By recovering clothes discarded in the West, Togolese designer Amah Ayiv gives them new life through his high fashion creations.
Seabin and other technologies to clean the oceans from plastic waste
From the idea of two Australian surfers, Seabin, to Ocean Cleanup, here are a few solutions to clean up the world seas.
The latest and perhaps easier invention to clean up oceans is Seabin, a sort of rubbish bin that catches floating debris in the sea. The system, realised by two friends, Andrew Turton and Pete Ceglinski, functions thanks to a separator that “captures waste and lets clean water flow out into the ocean“.
The bin was designed for docks and harbours but can also be fitted to small ships and yachts. It can operate continuously and it contains a natural fibre bag that, once full of waste, can be disposed of in accordance with local regulations.
But this isn’t the only system invented in the last few years. Another project called Ocean Cleanup, invented by a very young boy named Boyan Slat, (born in 1994) is becoming very popular. It is made of two floating booms that use natural oceanic currents to collect floating plastic waste and microplastics. The project’s goal is catching at least half of the infamous Great Pacific Garbage Patch, world’s largest floating island, in the next few years.
Italy is also in the frontline for cleaning up the seas. Pelikan is a boat made of recycled aluminium that has an electric motor that can collect floating plastic and oil residues. Realised by Garbage Service, Cial (that gave the aluminium), Novamont (that gave the biodegradable hydraulic fuel and grease for gears called Matrol-Bi) and Rostef (that gave the PV panels), the boat, aimed to have a low impact on the marine environment, sailed from Ancona to clean up the Mediterranean Sea.
According to estimates between 5 and 13 million tonnes of plastic debris floats in the world oceans. This is a huge amount of plastic that causes pollution as well as harms fish and marine wildlife. “Taking care of the world’s ocean garbage problem is one of the largest environmental challenges mankind faces today”, said Boyan Slat and we couldn’t agree more.
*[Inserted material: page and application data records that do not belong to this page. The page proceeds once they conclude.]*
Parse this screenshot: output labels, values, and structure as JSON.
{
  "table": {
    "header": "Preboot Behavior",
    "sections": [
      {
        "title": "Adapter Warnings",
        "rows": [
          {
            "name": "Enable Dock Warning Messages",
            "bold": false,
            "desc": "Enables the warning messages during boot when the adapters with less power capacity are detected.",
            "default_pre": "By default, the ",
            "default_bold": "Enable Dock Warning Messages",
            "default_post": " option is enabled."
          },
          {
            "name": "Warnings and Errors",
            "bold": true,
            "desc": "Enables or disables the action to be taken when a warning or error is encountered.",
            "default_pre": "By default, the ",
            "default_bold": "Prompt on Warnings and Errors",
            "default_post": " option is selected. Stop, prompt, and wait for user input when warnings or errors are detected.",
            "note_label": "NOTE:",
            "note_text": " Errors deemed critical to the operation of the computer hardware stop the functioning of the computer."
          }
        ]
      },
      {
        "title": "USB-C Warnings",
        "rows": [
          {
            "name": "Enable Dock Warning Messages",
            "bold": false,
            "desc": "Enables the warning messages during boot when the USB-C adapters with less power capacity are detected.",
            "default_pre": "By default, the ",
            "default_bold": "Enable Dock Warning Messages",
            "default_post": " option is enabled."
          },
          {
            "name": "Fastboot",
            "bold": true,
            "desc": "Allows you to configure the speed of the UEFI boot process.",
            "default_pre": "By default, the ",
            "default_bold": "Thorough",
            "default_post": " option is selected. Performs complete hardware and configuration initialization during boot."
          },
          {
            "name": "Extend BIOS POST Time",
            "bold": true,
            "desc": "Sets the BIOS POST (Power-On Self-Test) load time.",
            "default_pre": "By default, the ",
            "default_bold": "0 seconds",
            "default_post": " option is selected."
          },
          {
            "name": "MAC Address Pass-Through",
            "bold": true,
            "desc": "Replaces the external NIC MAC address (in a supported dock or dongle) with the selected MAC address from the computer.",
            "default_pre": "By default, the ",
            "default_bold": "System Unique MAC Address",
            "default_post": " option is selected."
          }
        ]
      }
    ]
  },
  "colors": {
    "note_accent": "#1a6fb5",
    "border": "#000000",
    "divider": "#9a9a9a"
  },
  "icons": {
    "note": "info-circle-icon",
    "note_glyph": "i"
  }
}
The cargo ship that ran aground off the coast of Mauritius on 25 July, causing incalculable damage, has split in two and its captain has been arrested.
All catwalks in July will be broadcast online: after Paris, it’s Milan Digital Fashion Week’s turn. And the biggest beneficiary is the environment.
The largest coral reef in the world is severely threatened by climate change, but researchers are developing strategies that could contribute to saving the Great Barrier Reef.
The book Fashion Industry 2030 aims to contribute to reshaping the future through sustainability and responsible innovation. An exclusive opportunity to read its introduction.
Seychelles have extended its marine protected area, which now covers over 400,000 square kilometres, an area larger than Germany.
From fashion to design, from architecture to construction, biomaterials and their applications are constantly multiplying. And designers are responding to this revolution in many different ways.
Norwegian oil giant Equinor had pulled out of drilling for oil in the Great Australian Bight, one of the country’s most uncontaminated areas. A victory for activists and surfers who are now campaigning for the area to be protected forever.
30 per cent of the planet needs to be protected to stop precipitous species decline. The UN has set out its aims for the the COP15 on biodiversity scheduled for Kunming, China in October.